* _Task goal_
A single number is wanted: how many lines of the records below contain the word "Downloads".

* _Source material_
********************
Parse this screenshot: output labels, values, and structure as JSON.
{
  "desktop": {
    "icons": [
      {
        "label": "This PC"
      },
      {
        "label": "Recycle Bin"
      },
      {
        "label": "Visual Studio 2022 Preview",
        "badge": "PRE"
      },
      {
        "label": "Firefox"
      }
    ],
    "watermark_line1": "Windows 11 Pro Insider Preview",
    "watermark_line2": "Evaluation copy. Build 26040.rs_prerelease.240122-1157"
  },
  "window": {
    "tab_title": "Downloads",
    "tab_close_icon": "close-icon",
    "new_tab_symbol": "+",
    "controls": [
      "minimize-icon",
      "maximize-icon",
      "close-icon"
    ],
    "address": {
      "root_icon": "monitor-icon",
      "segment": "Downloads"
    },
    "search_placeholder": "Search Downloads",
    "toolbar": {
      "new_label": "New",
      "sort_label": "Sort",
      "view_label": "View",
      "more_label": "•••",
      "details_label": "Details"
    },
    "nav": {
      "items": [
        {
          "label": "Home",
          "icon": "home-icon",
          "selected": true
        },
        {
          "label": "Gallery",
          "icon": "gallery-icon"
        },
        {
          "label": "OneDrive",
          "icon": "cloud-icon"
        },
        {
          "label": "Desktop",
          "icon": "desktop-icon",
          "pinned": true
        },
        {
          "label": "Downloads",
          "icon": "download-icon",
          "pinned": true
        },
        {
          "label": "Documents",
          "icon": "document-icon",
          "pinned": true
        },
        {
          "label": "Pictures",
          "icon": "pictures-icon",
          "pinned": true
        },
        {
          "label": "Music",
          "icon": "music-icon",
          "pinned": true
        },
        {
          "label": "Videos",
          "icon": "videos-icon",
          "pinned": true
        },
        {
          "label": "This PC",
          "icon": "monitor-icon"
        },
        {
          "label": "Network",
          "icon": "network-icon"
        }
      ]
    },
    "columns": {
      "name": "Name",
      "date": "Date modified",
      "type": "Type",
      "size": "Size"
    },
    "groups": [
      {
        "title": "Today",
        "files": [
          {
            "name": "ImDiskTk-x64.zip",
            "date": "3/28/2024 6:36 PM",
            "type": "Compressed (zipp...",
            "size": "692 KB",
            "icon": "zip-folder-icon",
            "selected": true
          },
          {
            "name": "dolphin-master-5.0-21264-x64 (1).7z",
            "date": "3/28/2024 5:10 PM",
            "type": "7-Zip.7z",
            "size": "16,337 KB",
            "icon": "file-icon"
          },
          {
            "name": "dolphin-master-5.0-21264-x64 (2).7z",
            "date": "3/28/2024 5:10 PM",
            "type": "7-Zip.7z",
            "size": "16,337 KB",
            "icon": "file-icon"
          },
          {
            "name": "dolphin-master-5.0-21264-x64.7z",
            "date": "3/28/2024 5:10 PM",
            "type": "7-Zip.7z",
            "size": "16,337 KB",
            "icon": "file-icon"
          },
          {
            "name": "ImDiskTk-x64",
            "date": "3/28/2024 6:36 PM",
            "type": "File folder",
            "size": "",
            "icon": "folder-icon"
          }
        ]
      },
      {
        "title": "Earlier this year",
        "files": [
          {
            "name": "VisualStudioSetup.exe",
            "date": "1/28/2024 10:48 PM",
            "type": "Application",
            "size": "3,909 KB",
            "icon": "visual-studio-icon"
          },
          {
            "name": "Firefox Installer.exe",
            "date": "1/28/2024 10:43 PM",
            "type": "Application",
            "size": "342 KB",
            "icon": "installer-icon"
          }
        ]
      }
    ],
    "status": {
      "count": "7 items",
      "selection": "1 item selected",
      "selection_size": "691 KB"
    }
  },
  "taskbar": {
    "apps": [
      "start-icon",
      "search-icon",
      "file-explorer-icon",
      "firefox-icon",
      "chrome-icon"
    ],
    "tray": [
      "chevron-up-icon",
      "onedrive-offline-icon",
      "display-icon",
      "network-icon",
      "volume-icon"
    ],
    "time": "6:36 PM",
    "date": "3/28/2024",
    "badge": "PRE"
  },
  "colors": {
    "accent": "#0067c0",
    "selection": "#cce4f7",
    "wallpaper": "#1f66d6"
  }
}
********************
* _Reply to the exercise_
4